And a new heart is something that we desperately need. If we were to scan the our news feeds on any given day and what would we find? We find stories of poverty, of sickness, of war, of violence, of greed, of injustices of all kinds.

It seems obvious that humanity has a heart problem. And Jesus is offering a heart solution. Not more rules. Not more rituals. Not even more religion. Jesus is offering more of himself, he is offering more God.

The promise of the new covenant is one of the most beautiful verses in the bible, ‘I will be their God, and they will be my people. No longer will they teach their neighbour, nor say to one another, ‘Know the LORD,’ because they will all know me, from the least of them to the greatest,” declares the LORD. “For I will forgive their wickedness and will remember their sins no more.”

As Jesus broke the bread and poured the wine he said that this covenant begins now, and that it begins with him. He would make it possible for us to have new hearts, and he would make it possible for us to be made right with God.
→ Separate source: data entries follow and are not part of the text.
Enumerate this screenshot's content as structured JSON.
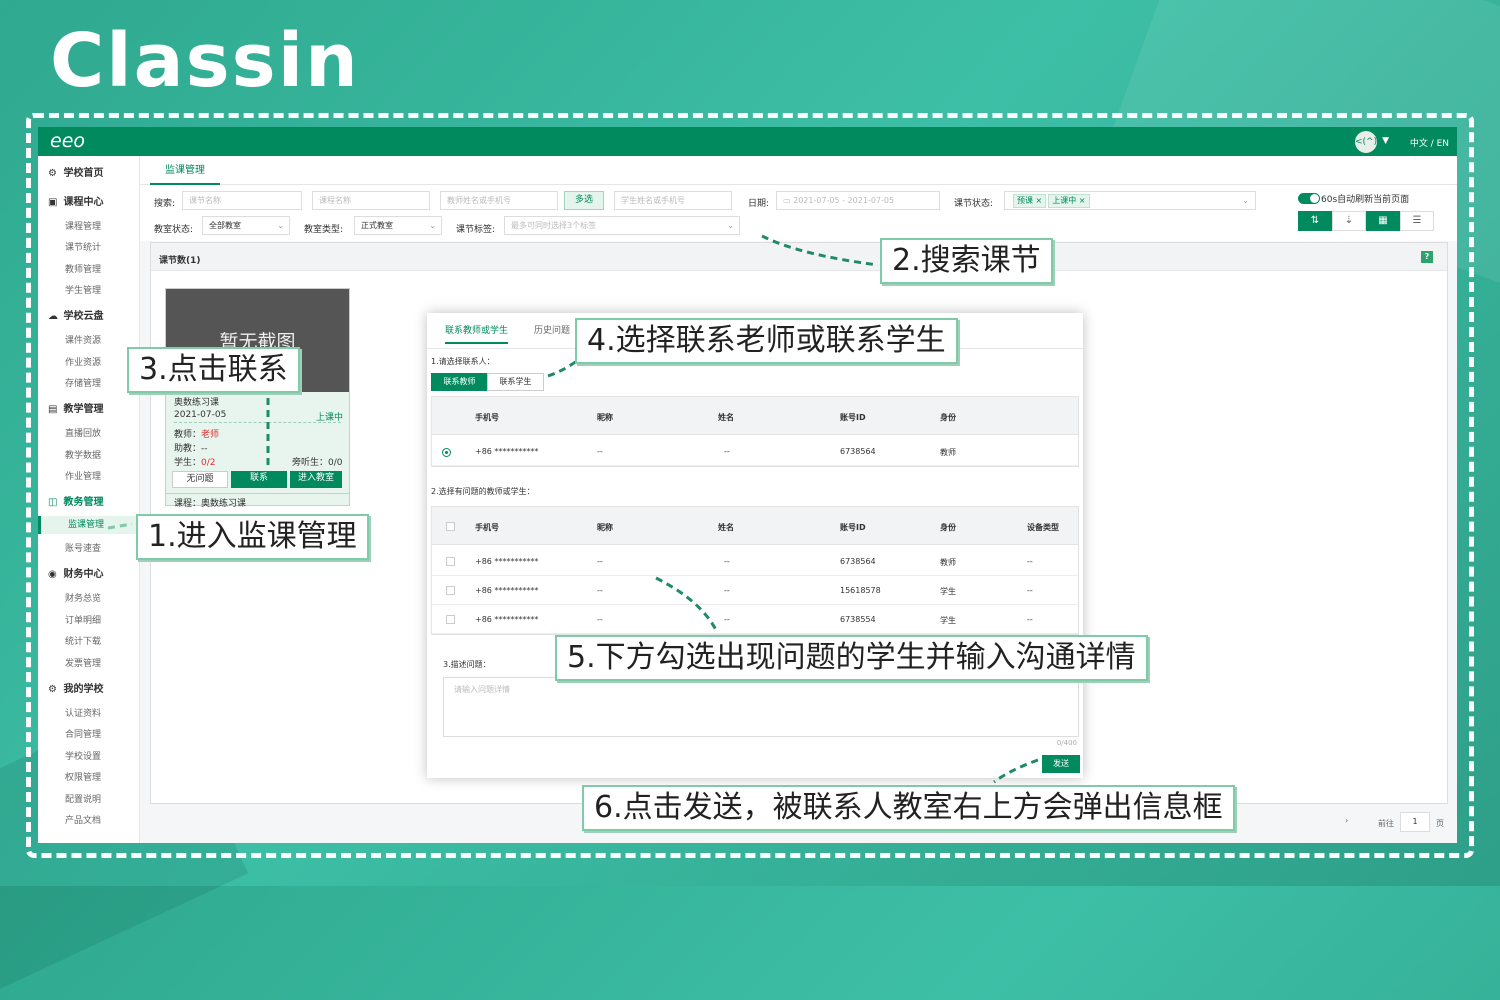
{
  "brand": {
    "logo": "Classin",
    "app_logo": "eeo"
  },
  "topbar": {
    "avatar_label": "<(^)>",
    "lang": "中文 / EN"
  },
  "sidebar": {
    "sections": [
      {
        "label": "学校首页",
        "items": []
      },
      {
        "label": "课程中心",
        "items": [
          "课程管理",
          "课节统计",
          "教师管理",
          "学生管理"
        ]
      },
      {
        "label": "学校云盘",
        "items": [
          "课件资源",
          "作业资源",
          "存储管理"
        ]
      },
      {
        "label": "教学管理",
        "items": [
          "直播回放",
          "教学数据",
          "作业管理"
        ]
      },
      {
        "label": "教务管理",
        "items": [
          "监课管理",
          "账号速查"
        ]
      },
      {
        "label": "财务中心",
        "items": [
          "财务总览",
          "订单明细",
          "统计下载",
          "发票管理"
        ]
      },
      {
        "label": "我的学校",
        "items": [
          "认证资料",
          "合同管理",
          "学校设置",
          "权限管理",
          "配置说明",
          "产品文档"
        ]
      }
    ],
    "active_item": "监课管理"
  },
  "tabs": {
    "active": "监课管理"
  },
  "filters": {
    "search_label": "搜索:",
    "course_name_ph": "课节名称",
    "class_name_ph": "课程名称",
    "teacher_ph": "教师姓名或手机号",
    "multi_btn": "多选",
    "student_ph": "学生姓名或手机号",
    "date_label": "日期:",
    "date_range": "2021-07-05  - 2021-07-05",
    "status_label": "课节状态:",
    "status_tags": [
      "预课 ×",
      "上课中 ×"
    ],
    "room_state_label": "教室状态:",
    "room_state_value": "全部教室",
    "room_type_label": "教室类型:",
    "room_type_value": "正式教室",
    "course_tag_label": "课节标签:",
    "course_tag_ph": "最多可同时选择3个标签",
    "auto_refresh": "60s自动刷新当前页面"
  },
  "panel": {
    "title": "课节数(1)",
    "help": "?"
  },
  "card": {
    "screenshot_text": "暂无截图",
    "course": "奥数练习课",
    "date": "2021-07-05",
    "status": "上课中",
    "teacher_label": "教师：",
    "teacher_value": "老师",
    "assistant": "助教：--",
    "student_label": "学生：",
    "student_value": "0/2",
    "auditor": "旁听生：0/0",
    "btn_no_issue": "无问题",
    "btn_contact": "联系",
    "btn_enter": "进入教室",
    "footer": "课程：奥数练习课"
  },
  "pager": {
    "goto": "前往",
    "page": "1",
    "unit": "页",
    "arrow": "›"
  },
  "dialog": {
    "tabs": [
      "联系教师或学生",
      "历史问题"
    ],
    "step1": "1.请选择联系人：",
    "seg": [
      "联系教师",
      "联系学生"
    ],
    "headers1": [
      "手机号",
      "昵称",
      "姓名",
      "账号ID",
      "身份"
    ],
    "rows1": [
      [
        "+86 ***********",
        "--",
        "--",
        "6738564",
        "教师"
      ]
    ],
    "step2": "2.选择有问题的教师或学生：",
    "headers2": [
      "手机号",
      "昵称",
      "姓名",
      "账号ID",
      "身份",
      "设备类型"
    ],
    "rows2": [
      [
        "+86 ***********",
        "--",
        "--",
        "6738564",
        "教师",
        "--"
      ],
      [
        "+86 ***********",
        "--",
        "--",
        "15618578",
        "学生",
        "--"
      ],
      [
        "+86 ***********",
        "--",
        "--",
        "6738554",
        "学生",
        "--"
      ]
    ],
    "step3": "3.描述问题：",
    "textarea_ph": "请输入问题详情",
    "counter": "0/400",
    "send": "发送"
  },
  "callouts": {
    "c1": "1.进入监课管理",
    "c2": "2.搜索课节",
    "c3": "3.点击联系",
    "c4": "4.选择联系老师或联系学生",
    "c5": "5.下方勾选出现问题的学生并输入沟通详情",
    "c6": "6.点击发送，被联系人教室右上方会弹出信息框"
  },
  "colors": {
    "brand_green": "#008a5e",
    "bg_teal": "#3dbfa6",
    "callout_border": "#7ecba8"
  }
}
As you go about your day today and your stomach inevitably reminds you that you are hungry, take time and reflect on all Jesus said and did at the Last Supper. Likewise next time you take communion remember how much more was given that night then a little bread and wine.

Recieving Communion #2